Fibromyalgia is a complex chronic condition that is often associated with chronic pain and fatigue. The bio-active compounds present in reishi mushroom have been shown to aid in management and reduction of fibromyalgia symptoms. Triterpenes (found in reishi) have been found to increase the production of Nerve Growth Factor (NGF), a protein that aids in neurogenesis (the production of new neurons, and the repair/strengthening of existing ones). This equates to enhanced communication between cells and a reduction of inflammation, often reducing pain and improving fatigue.
Reishi in summary
The above mentioned attributes of reishi are by no means an exhaustive list of the potential health benefits achievable by supplementing with this powerful adaptogenic mushroom. The anti-oxidant, anti-inflammatory, stress reducing and immune-regulating compounds found inside reishi have far reaching effects for overall wellness and longevity, as well as the mentioned more specific targeted action these compounds often take.

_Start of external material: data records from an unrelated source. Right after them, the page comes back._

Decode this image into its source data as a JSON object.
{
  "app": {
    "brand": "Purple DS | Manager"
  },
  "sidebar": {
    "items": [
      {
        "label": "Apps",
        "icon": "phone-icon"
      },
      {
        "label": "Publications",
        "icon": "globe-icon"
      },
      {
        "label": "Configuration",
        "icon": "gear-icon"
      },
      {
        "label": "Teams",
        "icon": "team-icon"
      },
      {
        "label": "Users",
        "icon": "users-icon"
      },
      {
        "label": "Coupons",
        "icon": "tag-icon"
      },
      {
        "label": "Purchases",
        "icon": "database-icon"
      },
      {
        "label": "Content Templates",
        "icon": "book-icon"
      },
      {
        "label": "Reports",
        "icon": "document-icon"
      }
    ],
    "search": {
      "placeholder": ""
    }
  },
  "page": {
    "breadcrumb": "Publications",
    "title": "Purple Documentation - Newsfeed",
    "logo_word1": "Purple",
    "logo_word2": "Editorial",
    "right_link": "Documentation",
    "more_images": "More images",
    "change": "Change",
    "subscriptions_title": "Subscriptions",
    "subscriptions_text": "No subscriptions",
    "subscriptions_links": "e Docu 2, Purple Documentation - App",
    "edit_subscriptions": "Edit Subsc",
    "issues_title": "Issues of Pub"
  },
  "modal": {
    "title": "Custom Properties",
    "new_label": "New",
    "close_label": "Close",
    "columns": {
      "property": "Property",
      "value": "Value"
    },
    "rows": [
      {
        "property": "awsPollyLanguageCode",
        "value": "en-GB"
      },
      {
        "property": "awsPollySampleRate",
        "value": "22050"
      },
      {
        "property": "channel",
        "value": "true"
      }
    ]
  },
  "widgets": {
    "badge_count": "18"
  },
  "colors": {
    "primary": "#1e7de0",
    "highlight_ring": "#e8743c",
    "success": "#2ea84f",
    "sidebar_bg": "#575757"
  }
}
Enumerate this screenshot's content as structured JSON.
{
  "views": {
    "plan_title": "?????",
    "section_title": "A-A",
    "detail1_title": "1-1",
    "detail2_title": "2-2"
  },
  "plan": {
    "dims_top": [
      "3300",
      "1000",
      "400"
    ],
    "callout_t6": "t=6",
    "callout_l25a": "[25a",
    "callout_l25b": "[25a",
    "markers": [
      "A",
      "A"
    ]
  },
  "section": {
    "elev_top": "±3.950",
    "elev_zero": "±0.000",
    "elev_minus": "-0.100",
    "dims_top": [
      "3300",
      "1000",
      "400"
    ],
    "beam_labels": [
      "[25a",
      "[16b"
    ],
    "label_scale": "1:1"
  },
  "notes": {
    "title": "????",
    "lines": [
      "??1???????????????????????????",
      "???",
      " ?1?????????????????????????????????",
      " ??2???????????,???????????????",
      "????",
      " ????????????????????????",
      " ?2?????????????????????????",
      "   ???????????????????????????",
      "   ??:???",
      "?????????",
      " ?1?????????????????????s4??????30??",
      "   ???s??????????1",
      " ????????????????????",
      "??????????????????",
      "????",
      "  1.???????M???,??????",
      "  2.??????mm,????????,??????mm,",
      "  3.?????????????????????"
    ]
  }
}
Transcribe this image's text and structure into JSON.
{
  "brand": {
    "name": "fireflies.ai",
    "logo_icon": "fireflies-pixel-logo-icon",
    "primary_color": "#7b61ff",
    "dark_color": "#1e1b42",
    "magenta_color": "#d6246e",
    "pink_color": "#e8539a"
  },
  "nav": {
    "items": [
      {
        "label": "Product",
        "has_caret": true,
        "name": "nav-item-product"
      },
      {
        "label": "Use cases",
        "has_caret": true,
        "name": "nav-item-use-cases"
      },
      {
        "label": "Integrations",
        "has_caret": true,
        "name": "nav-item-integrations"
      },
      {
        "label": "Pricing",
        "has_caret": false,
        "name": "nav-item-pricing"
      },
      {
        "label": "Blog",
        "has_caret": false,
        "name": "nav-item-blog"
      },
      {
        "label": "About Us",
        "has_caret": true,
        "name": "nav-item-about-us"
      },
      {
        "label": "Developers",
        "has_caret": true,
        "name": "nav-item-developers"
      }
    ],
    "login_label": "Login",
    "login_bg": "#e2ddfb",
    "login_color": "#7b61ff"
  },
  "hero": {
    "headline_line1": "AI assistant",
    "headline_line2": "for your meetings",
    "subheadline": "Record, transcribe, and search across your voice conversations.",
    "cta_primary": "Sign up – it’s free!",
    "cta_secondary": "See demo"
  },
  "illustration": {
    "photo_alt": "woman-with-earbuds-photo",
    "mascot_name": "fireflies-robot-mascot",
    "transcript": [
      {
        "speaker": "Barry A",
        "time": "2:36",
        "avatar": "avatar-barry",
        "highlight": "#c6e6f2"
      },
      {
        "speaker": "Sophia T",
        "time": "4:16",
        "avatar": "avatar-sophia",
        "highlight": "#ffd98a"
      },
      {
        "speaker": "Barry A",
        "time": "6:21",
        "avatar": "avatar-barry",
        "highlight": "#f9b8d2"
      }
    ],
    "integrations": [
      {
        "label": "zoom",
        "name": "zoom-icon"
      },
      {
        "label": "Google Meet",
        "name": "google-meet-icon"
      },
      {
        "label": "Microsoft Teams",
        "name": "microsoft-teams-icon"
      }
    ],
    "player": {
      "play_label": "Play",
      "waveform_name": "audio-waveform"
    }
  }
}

Jeng-Leun Mau, Hsiu-Ching Lin, Chin-Chu Chen. (2009). Antioxidant properties of several medicinal mushrooms. Journal of Agricultural and Food Chemistry . 50 (21), 6072-7.
Juan Lu, Jia-Zhang Qin, Ping Chen, Xi Chen, Ying-Zhi Zhang, Si-Jia Zhao. (2012). Quality Difference Study of Six Varieties of Ganoderma lucidum with Different Origins. Frontiers in Pharmacology.. 9 (3), 34-56.
Qing-Ping Chu, Li-En Wang, Xiang-Yu Cui, Hong-Zheng Fu, Zhi-Bin Lin, Shu-Qian Lin, Yong-He Zhang. (2007). Extract of Ganoderma lucidum potentiates pentobarbital-induced sleep via a GABAergic mechanism. Pharmacology, Biochemistry and Behaviour.. 86 (4), 693-698.
Xiao-Qi Zhang, Fanny C F Ip, Dong-Mei Zhang, Li-Xin Chen, Wei Zhang, Yao-Lan Li, Nancy Y Ip, Wen-Cai Ye. (2011). Triterpenoids with neurotrophic activity from Ganoderma lucidum. Natural Product Research. 25 (17), 1607-13.
Zhi-Bin Lin . (2005). Cellular and molecular mechanisms of immuno-modulation by Ganoderma lucidum. Journal of Pharmacological Sciences. 99 (2), 144-153.